Overall, I intend to examine various leaders and the subject of leadership.  I’ll write about people from Delaware County and throughout the world ranging from politicians and celebrities to educators and everyday people.  That being the case and since I’m somewhat of a cynic (a fact that I’m rather proud of), I reserve the right to use the term “leader” rather loosely.  I think it’ll make things much more fun.

So, how about you?  Are you facing a setback? Or, have you made it big and are in danger or worse yet, in complete denial that you’re about to lose it all?  In either case, save yourself.  Get a slice a pizza and read my blog.  I guarantee you’ll have something to smile or at least to think about.

Okay, I have a bone to pick with Paula Deen

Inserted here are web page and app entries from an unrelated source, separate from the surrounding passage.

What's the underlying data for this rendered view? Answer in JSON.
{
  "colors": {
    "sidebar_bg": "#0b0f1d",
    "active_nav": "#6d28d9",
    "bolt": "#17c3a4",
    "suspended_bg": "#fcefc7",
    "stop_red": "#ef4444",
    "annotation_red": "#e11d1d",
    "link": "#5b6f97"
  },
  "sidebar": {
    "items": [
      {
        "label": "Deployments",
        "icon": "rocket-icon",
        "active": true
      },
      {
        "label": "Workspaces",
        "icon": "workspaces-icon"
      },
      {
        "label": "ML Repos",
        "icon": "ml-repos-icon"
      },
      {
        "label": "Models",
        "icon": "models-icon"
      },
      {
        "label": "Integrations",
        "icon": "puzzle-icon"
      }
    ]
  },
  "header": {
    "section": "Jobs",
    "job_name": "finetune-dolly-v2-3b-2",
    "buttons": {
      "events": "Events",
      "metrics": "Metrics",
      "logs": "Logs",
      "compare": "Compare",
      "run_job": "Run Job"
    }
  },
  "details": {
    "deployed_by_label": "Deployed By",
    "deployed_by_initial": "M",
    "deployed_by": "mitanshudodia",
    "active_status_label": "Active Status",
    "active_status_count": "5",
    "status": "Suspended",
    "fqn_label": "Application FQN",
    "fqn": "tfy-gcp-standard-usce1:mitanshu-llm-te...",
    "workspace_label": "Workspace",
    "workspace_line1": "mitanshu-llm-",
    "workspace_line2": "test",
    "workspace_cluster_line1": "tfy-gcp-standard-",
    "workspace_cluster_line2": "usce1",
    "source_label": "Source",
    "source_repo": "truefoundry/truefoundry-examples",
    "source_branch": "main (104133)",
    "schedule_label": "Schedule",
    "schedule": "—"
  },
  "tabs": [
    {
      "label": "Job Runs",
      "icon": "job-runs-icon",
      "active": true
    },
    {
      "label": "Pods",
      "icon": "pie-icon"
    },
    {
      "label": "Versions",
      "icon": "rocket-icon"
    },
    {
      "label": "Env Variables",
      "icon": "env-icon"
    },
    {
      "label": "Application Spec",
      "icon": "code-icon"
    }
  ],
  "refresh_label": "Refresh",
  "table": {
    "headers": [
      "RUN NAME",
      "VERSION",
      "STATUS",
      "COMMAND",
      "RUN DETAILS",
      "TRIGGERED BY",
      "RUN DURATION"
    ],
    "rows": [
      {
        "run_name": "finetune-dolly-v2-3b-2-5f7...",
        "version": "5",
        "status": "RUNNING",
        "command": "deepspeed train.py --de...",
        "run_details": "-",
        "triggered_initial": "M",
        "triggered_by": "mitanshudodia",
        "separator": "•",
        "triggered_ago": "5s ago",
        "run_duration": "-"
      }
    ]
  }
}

As an entrepreneur – she is 100% fabulous.  I applaud her success.  Love her show, books and food.  That said, what in the world is she doing?  I mean sponsoring a drug for Type II Diabetes?  That’s all we need – another celebrity pushing pills for what can be better managed with proper diet and exercise.  

Clearly, she needs medical help for her condition since she hasn’t slimmed down even after being diagnosed three years ago.  This is probably a high-risk situation now and hopefully, pills will be a short-term solution. Repeat, short-term solution.  I hope she takes better care of herself.

I’m all for making lemonade out of lemons, but this is different.  Her foray into pharmaceutical endorsements is a bad idea for her brand.  It dilutes it.  Paula is the product.  She’s chubby and jolly and loves to cook and eat fattening, greasy and very delicious foods.

Seriously, what will happen to her empire if she loses weight and goes cold-turkey?

According to the Wall Street Journal, a Paula Deen spokeswoman said that the chef will be creating lighter alternatives for her recipes and is in discussions with the Food Network to have those recipes incorporated into her show. She added that Ms. Deen will also “stay true to her Grandmama Paul’s Southern cooking, which is part of her heritage.”

I’m confused.  How do fat and skinny go together?  The answer is they don’t. 

How will she incorporate these two opposites on her show?  Will she create a companion low-cal Southern food recipe guide on Novo Nordisk’s website for a diabetes drug?  Will she star in wretched weepy commercials or show up on billboards and be featured in magazines pushing her anti-diabetes agenda?   

I hope not.  I’m not interested in hearing any of that from Paula.  I watch her because nobody else cooks fried fattening food with such joy.  I look forward to virtually indulging my appetite when I turn on the television.  I can feel my mouth start to salivate after her preview of that day’s devilishly decadent vittles. 

And, for a lady who connects so well the average viewer, I question how her fans might react to what appears to be capitalizing on her misfortune.  Then again, I’m pretty sure the media will laud her for being so brave and so open about her situation.  Let the gushing begin.

I know this diabetes marketing angle may sound tempting, but don’t do it Paula. Don’t get sidetracked.  You can get better and keep your business healthy at the same time.  Avoid the drug propaganda.  Stick with butter, sugar and molasses.  It’s what you know and what made you rich n’ famous.